## TASK TO COMPLETE
Repeat the records exactly, with one exception: no images.

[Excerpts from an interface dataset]
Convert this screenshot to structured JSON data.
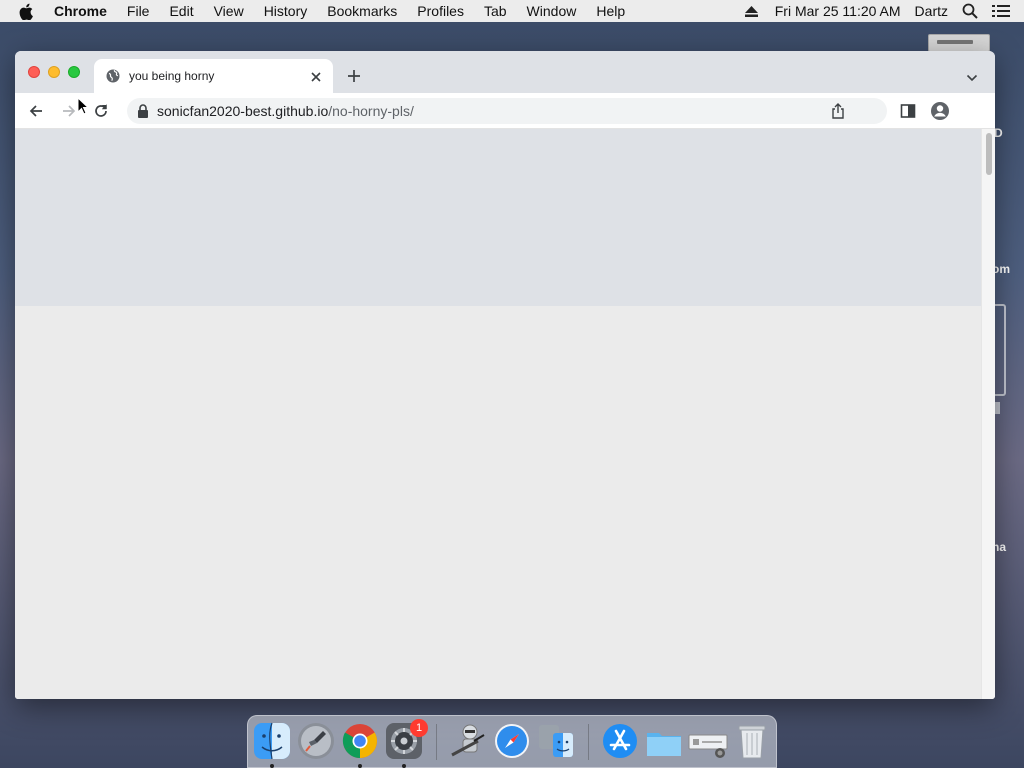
{
  "menubar": {
    "app_name": "Chrome",
    "items": [
      "File",
      "Edit",
      "View",
      "History",
      "Bookmarks",
      "Profiles",
      "Tab",
      "Window",
      "Help"
    ],
    "clock": "Fri Mar 25  11:20 AM",
    "user": "Dartz"
  },
  "desktop_peeks": {
    "label_1": "D",
    "label_2": "om",
    "label_3": "na"
  },
  "browser": {
    "tab": {
      "title": "you being horny",
      "icon": "globe-icon"
    },
    "address": {
      "host": "sonicfan2020-best.github.io",
      "path": "/no-horny-pls/"
    }
  },
  "dock": {
    "items": [
      "Finder",
      "Launchpad",
      "Google Chrome",
      "System Preferences",
      "Automator",
      "Safari",
      "Migration Assistant",
      "App Store",
      "Folder",
      "Screenshot",
      "Trash"
    ],
    "sys_prefs_badge": "1"
  },
  "colors": {
    "menubar": "#ececec",
    "tabstrip": "#dee1e6",
    "omnibox": "#f1f3f4",
    "page_top_band": "#dee1e6",
    "page_background": "#ebebeb"
  }
}
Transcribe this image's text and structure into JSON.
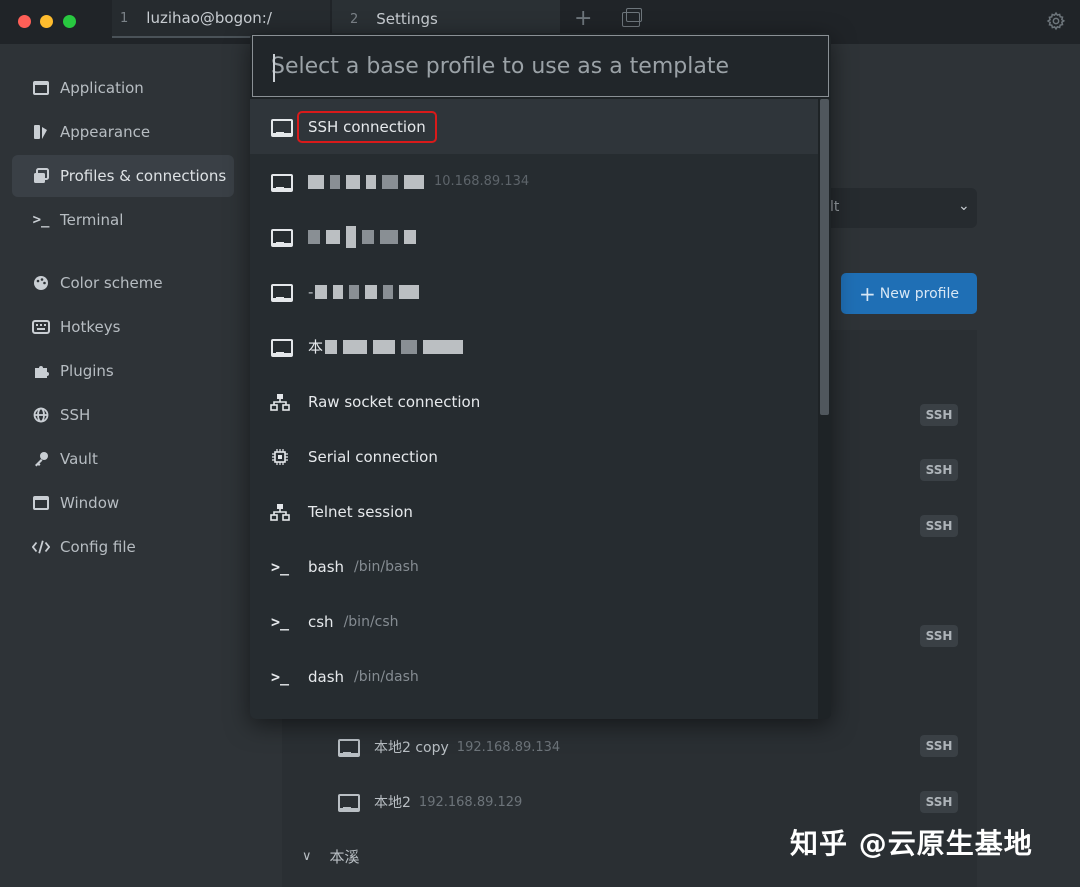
{
  "tabs": [
    {
      "num": "1",
      "label": "luzihao@bogon:/"
    },
    {
      "num": "2",
      "label": "Settings"
    }
  ],
  "sidebar": {
    "items": [
      {
        "label": "Application",
        "icon": "window-icon"
      },
      {
        "label": "Appearance",
        "icon": "brush-icon"
      },
      {
        "label": "Profiles & connections",
        "icon": "profiles-icon"
      },
      {
        "label": "Terminal",
        "icon": "terminal-icon"
      },
      {
        "label": "Color scheme",
        "icon": "palette-icon"
      },
      {
        "label": "Hotkeys",
        "icon": "keyboard-icon"
      },
      {
        "label": "Plugins",
        "icon": "puzzle-icon"
      },
      {
        "label": "SSH",
        "icon": "globe-icon"
      },
      {
        "label": "Vault",
        "icon": "key-icon"
      },
      {
        "label": "Window",
        "icon": "window-icon"
      },
      {
        "label": "Config file",
        "icon": "code-icon"
      }
    ]
  },
  "main": {
    "select_value": "lt",
    "new_profile_label": "New profile",
    "badge_label": "SSH",
    "rows": [
      {
        "name": "本地2 copy",
        "host": "192.168.89.134"
      },
      {
        "name": "本地2",
        "host": "192.168.89.129"
      }
    ],
    "group_label": "本溪"
  },
  "dropdown": {
    "placeholder": "Select a base profile to use as a template",
    "options": [
      {
        "label": "SSH connection",
        "sub": "",
        "icon": "monitor-icon"
      },
      {
        "label": "Raw socket connection",
        "sub": "",
        "icon": "network-icon"
      },
      {
        "label": "Serial connection",
        "sub": "",
        "icon": "chip-icon"
      },
      {
        "label": "Telnet session",
        "sub": "",
        "icon": "network-icon"
      },
      {
        "label": "bash",
        "sub": "/bin/bash",
        "icon": "terminal-icon"
      },
      {
        "label": "csh",
        "sub": "/bin/csh",
        "icon": "terminal-icon"
      },
      {
        "label": "dash",
        "sub": "/bin/dash",
        "icon": "terminal-icon"
      }
    ],
    "partial_host": "10.168.89.134",
    "prefix_1": "本",
    "prefix_2": "-"
  },
  "watermark": "知乎 @云原生基地"
}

## RESPONSE FOR THIS EXERCISE
Convert this screenshot to structured JSON data.
{
  "menubar": {
    "app_name": "Chrome",
    "items": [
      "File",
      "Edit",
      "View",
      "History",
      "Bookmarks",
      "Profiles",
      "Tab",
      "Window",
      "Help"
    ],
    "clock": "Fri Mar 25  11:20 AM",
    "user": "Dartz"
  },
  "desktop_peeks": {
    "label_1": "D",
    "label_2": "om",
    "label_3": "na"
  },
  "browser": {
    "tab": {
      "title": "you being horny",
      "icon": "globe-icon"
    },
    "address": {
      "host": "sonicfan2020-best.github.io",
      "path": "/no-horny-pls/"
    }
  },
  "dock": {
    "items": [
      "Finder",
      "Launchpad",
      "Google Chrome",
      "System Preferences",
      "Automator",
      "Safari",
      "Migration Assistant",
      "App Store",
      "Folder",
      "Screenshot",
      "Trash"
    ],
    "sys_prefs_badge": "1"
  },
  "colors": {
    "menubar": "#ececec",
    "tabstrip": "#dee1e6",
    "omnibox": "#f1f3f4",
    "page_top_band": "#dee1e6",
    "page_background": "#ebebeb"
  }
}
Transcribe this image's text and structure into JSON.
{
  "tabs": [
    {
      "num": "1",
      "label": "luzihao@bogon:/"
    },
    {
      "num": "2",
      "label": "Settings"
    }
  ],
  "sidebar": {
    "items": [
      {
        "label": "Application",
        "icon": "window-icon"
      },
      {
        "label": "Appearance",
        "icon": "brush-icon"
      },
      {
        "label": "Profiles & connections",
        "icon": "profiles-icon"
      },
      {
        "label": "Terminal",
        "icon": "terminal-icon"
      },
      {
        "label": "Color scheme",
        "icon": "palette-icon"
      },
      {
        "label": "Hotkeys",
        "icon": "keyboard-icon"
      },
      {
        "label": "Plugins",
        "icon": "puzzle-icon"
      },
      {
        "label": "SSH",
        "icon": "globe-icon"
      },
      {
        "label": "Vault",
        "icon": "key-icon"
      },
      {
        "label": "Window",
        "icon": "window-icon"
      },
      {
        "label": "Config file",
        "icon": "code-icon"
      }
    ]
  },
  "main": {
    "select_value": "lt",
    "new_profile_label": "New profile",
    "badge_label": "SSH",
    "rows": [
      {
        "name": "本地2 copy",
        "host": "192.168.89.134"
      },
      {
        "name": "本地2",
        "host": "192.168.89.129"
      }
    ],
    "group_label": "本溪"
  },
  "dropdown": {
    "placeholder": "Select a base profile to use as a template",
    "options": [
      {
        "label": "SSH connection",
        "sub": "",
        "icon": "monitor-icon"
      },
      {
        "label": "Raw socket connection",
        "sub": "",
        "icon": "network-icon"
      },
      {
        "label": "Serial connection",
        "sub": "",
        "icon": "chip-icon"
      },
      {
        "label": "Telnet session",
        "sub": "",
        "icon": "network-icon"
      },
      {
        "label": "bash",
        "sub": "/bin/bash",
        "icon": "terminal-icon"
      },
      {
        "label": "csh",
        "sub": "/bin/csh",
        "icon": "terminal-icon"
      },
      {
        "label": "dash",
        "sub": "/bin/dash",
        "icon": "terminal-icon"
      }
    ],
    "partial_host": "10.168.89.134",
    "prefix_1": "本",
    "prefix_2": "-"
  },
  "watermark": "知乎 @云原生基地"
}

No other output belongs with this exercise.